ACTIVITY:
A word-for-word retyping of the listing below is required, with the pictures dropped.

MATERIAL TO PROCESS:

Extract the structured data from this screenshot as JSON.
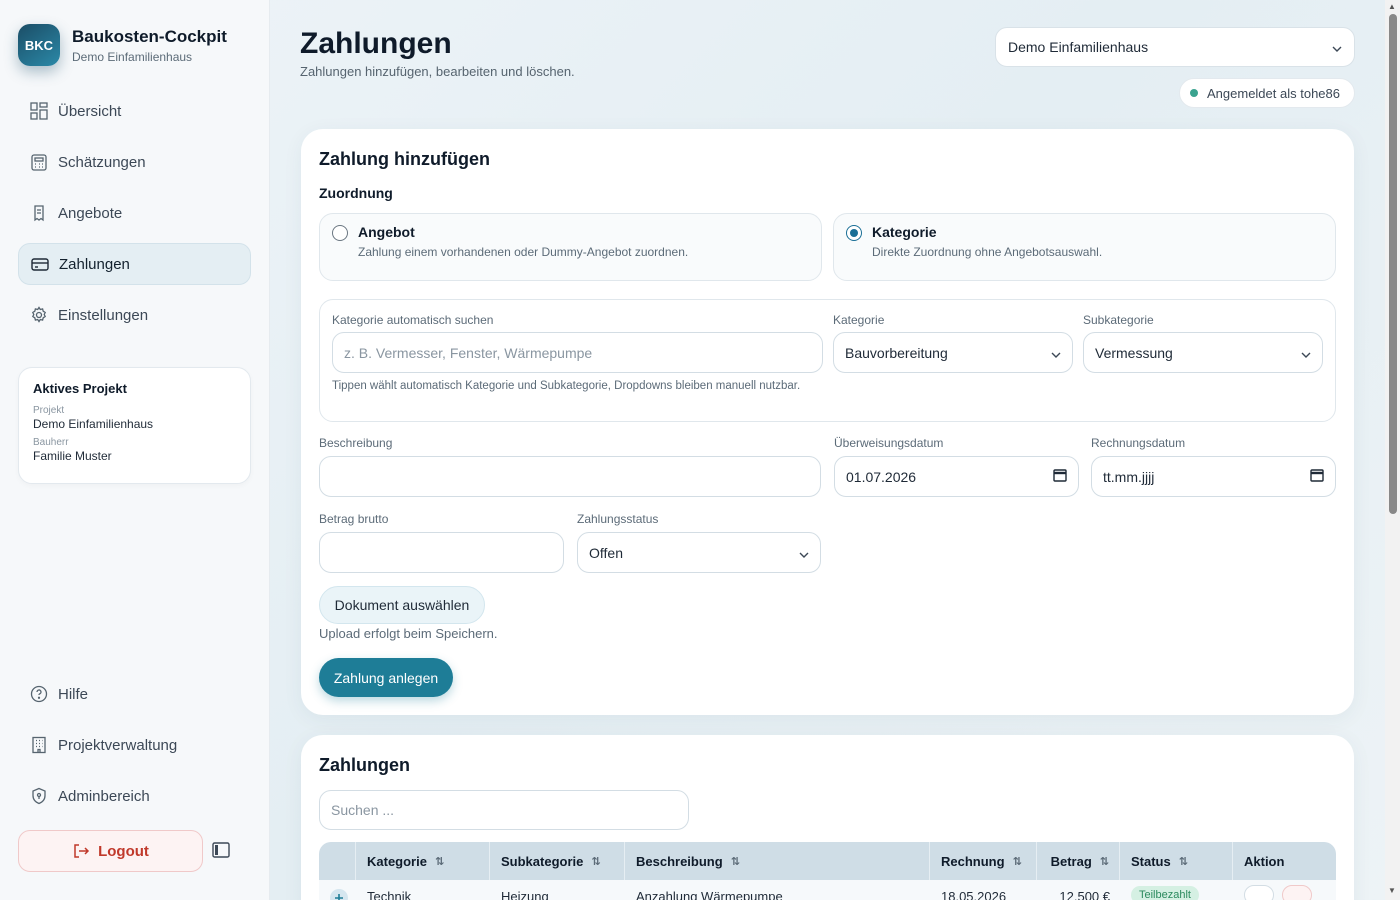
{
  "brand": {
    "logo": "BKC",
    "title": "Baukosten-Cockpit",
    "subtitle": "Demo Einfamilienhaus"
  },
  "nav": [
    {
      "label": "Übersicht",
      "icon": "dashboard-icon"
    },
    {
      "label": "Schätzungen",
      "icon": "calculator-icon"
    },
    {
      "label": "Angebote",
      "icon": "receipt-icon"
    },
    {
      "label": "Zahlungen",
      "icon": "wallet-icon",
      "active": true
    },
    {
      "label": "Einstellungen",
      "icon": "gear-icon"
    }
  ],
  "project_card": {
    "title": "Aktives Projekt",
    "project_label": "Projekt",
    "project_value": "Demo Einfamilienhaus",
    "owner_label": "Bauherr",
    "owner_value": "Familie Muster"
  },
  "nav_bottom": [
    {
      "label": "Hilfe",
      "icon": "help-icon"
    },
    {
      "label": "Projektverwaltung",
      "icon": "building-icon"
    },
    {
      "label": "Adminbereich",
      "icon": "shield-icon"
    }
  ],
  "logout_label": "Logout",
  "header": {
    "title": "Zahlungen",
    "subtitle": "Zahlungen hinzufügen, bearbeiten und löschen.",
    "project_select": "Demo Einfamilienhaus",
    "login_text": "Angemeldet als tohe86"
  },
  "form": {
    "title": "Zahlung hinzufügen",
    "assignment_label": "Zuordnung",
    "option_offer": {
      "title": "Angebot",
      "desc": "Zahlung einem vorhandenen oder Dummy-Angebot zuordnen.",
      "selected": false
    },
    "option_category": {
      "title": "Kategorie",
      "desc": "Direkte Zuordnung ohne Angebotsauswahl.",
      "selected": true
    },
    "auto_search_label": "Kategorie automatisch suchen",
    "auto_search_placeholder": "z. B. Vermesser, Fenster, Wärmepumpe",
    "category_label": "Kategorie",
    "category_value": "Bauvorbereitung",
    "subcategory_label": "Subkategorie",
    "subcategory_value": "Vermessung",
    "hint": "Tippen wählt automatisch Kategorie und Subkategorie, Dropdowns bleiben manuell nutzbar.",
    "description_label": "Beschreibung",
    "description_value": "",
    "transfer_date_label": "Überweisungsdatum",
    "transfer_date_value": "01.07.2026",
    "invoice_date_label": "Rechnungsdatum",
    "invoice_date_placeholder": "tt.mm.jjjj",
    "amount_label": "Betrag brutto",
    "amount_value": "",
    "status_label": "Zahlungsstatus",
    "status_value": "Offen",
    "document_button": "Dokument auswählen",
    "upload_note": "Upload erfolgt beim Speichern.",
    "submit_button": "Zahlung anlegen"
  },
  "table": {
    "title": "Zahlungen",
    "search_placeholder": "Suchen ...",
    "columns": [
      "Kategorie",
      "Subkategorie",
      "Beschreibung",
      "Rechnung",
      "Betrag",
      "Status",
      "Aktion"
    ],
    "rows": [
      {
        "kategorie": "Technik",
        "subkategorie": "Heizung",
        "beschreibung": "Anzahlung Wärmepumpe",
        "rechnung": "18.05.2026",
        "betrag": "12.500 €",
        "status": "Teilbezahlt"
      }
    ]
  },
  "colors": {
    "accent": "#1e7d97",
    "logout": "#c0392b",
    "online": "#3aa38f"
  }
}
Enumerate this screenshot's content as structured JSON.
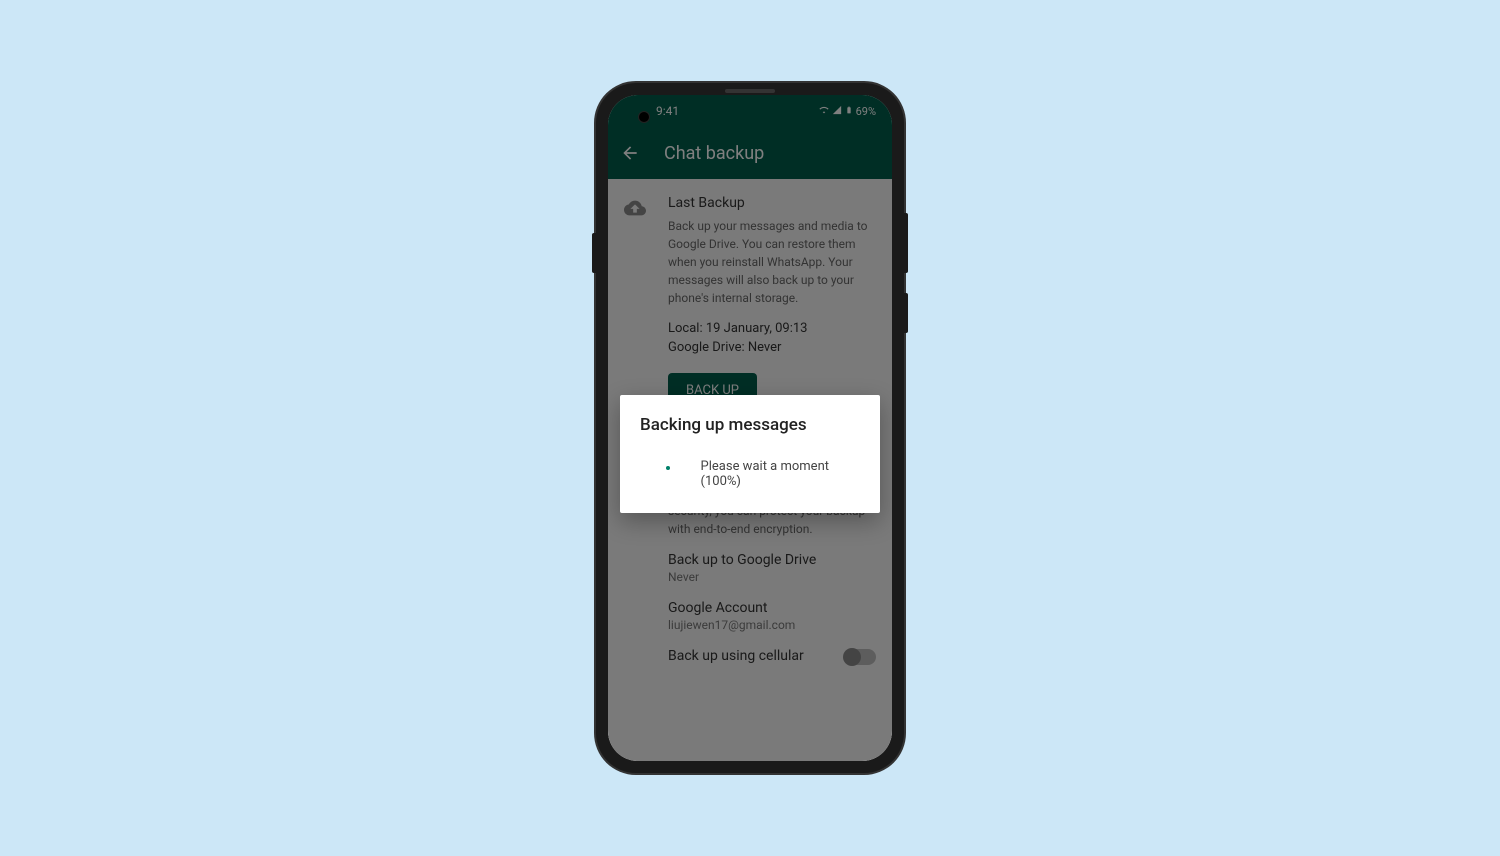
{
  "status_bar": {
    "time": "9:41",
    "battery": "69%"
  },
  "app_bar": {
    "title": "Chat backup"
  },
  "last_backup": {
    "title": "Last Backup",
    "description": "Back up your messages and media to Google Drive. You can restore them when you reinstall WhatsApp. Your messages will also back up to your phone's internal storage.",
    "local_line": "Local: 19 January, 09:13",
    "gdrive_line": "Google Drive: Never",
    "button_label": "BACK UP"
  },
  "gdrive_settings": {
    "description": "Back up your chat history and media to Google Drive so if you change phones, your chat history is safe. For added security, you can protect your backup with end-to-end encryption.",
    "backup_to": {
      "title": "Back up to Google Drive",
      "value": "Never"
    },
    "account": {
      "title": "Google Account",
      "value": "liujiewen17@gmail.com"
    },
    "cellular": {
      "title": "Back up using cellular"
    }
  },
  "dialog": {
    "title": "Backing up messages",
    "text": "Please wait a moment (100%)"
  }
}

TASK SOLUTION:
Extract the structured data from this screenshot as JSON.
{
  "brand": {
    "logo": "BKC",
    "title": "Baukosten-Cockpit",
    "subtitle": "Demo Einfamilienhaus"
  },
  "nav": [
    {
      "label": "Übersicht",
      "icon": "dashboard-icon"
    },
    {
      "label": "Schätzungen",
      "icon": "calculator-icon"
    },
    {
      "label": "Angebote",
      "icon": "receipt-icon"
    },
    {
      "label": "Zahlungen",
      "icon": "wallet-icon",
      "active": true
    },
    {
      "label": "Einstellungen",
      "icon": "gear-icon"
    }
  ],
  "project_card": {
    "title": "Aktives Projekt",
    "project_label": "Projekt",
    "project_value": "Demo Einfamilienhaus",
    "owner_label": "Bauherr",
    "owner_value": "Familie Muster"
  },
  "nav_bottom": [
    {
      "label": "Hilfe",
      "icon": "help-icon"
    },
    {
      "label": "Projektverwaltung",
      "icon": "building-icon"
    },
    {
      "label": "Adminbereich",
      "icon": "shield-icon"
    }
  ],
  "logout_label": "Logout",
  "header": {
    "title": "Zahlungen",
    "subtitle": "Zahlungen hinzufügen, bearbeiten und löschen.",
    "project_select": "Demo Einfamilienhaus",
    "login_text": "Angemeldet als tohe86"
  },
  "form": {
    "title": "Zahlung hinzufügen",
    "assignment_label": "Zuordnung",
    "option_offer": {
      "title": "Angebot",
      "desc": "Zahlung einem vorhandenen oder Dummy-Angebot zuordnen.",
      "selected": false
    },
    "option_category": {
      "title": "Kategorie",
      "desc": "Direkte Zuordnung ohne Angebotsauswahl.",
      "selected": true
    },
    "auto_search_label": "Kategorie automatisch suchen",
    "auto_search_placeholder": "z. B. Vermesser, Fenster, Wärmepumpe",
    "category_label": "Kategorie",
    "category_value": "Bauvorbereitung",
    "subcategory_label": "Subkategorie",
    "subcategory_value": "Vermessung",
    "hint": "Tippen wählt automatisch Kategorie und Subkategorie, Dropdowns bleiben manuell nutzbar.",
    "description_label": "Beschreibung",
    "description_value": "",
    "transfer_date_label": "Überweisungsdatum",
    "transfer_date_value": "01.07.2026",
    "invoice_date_label": "Rechnungsdatum",
    "invoice_date_placeholder": "tt.mm.jjjj",
    "amount_label": "Betrag brutto",
    "amount_value": "",
    "status_label": "Zahlungsstatus",
    "status_value": "Offen",
    "document_button": "Dokument auswählen",
    "upload_note": "Upload erfolgt beim Speichern.",
    "submit_button": "Zahlung anlegen"
  },
  "table": {
    "title": "Zahlungen",
    "search_placeholder": "Suchen ...",
    "columns": [
      "Kategorie",
      "Subkategorie",
      "Beschreibung",
      "Rechnung",
      "Betrag",
      "Status",
      "Aktion"
    ],
    "rows": [
      {
        "kategorie": "Technik",
        "subkategorie": "Heizung",
        "beschreibung": "Anzahlung Wärmepumpe",
        "rechnung": "18.05.2026",
        "betrag": "12.500 €",
        "status": "Teilbezahlt"
      }
    ]
  },
  "colors": {
    "accent": "#1e7d97",
    "logout": "#c0392b",
    "online": "#3aa38f"
  }
}
Enumerate this screenshot's content as structured JSON.
{
  "status_bar": {
    "time": "9:41",
    "battery": "69%"
  },
  "app_bar": {
    "title": "Chat backup"
  },
  "last_backup": {
    "title": "Last Backup",
    "description": "Back up your messages and media to Google Drive. You can restore them when you reinstall WhatsApp. Your messages will also back up to your phone's internal storage.",
    "local_line": "Local: 19 January, 09:13",
    "gdrive_line": "Google Drive: Never",
    "button_label": "BACK UP"
  },
  "gdrive_settings": {
    "description": "Back up your chat history and media to Google Drive so if you change phones, your chat history is safe. For added security, you can protect your backup with end-to-end encryption.",
    "backup_to": {
      "title": "Back up to Google Drive",
      "value": "Never"
    },
    "account": {
      "title": "Google Account",
      "value": "liujiewen17@gmail.com"
    },
    "cellular": {
      "title": "Back up using cellular"
    }
  },
  "dialog": {
    "title": "Backing up messages",
    "text": "Please wait a moment (100%)"
  }
}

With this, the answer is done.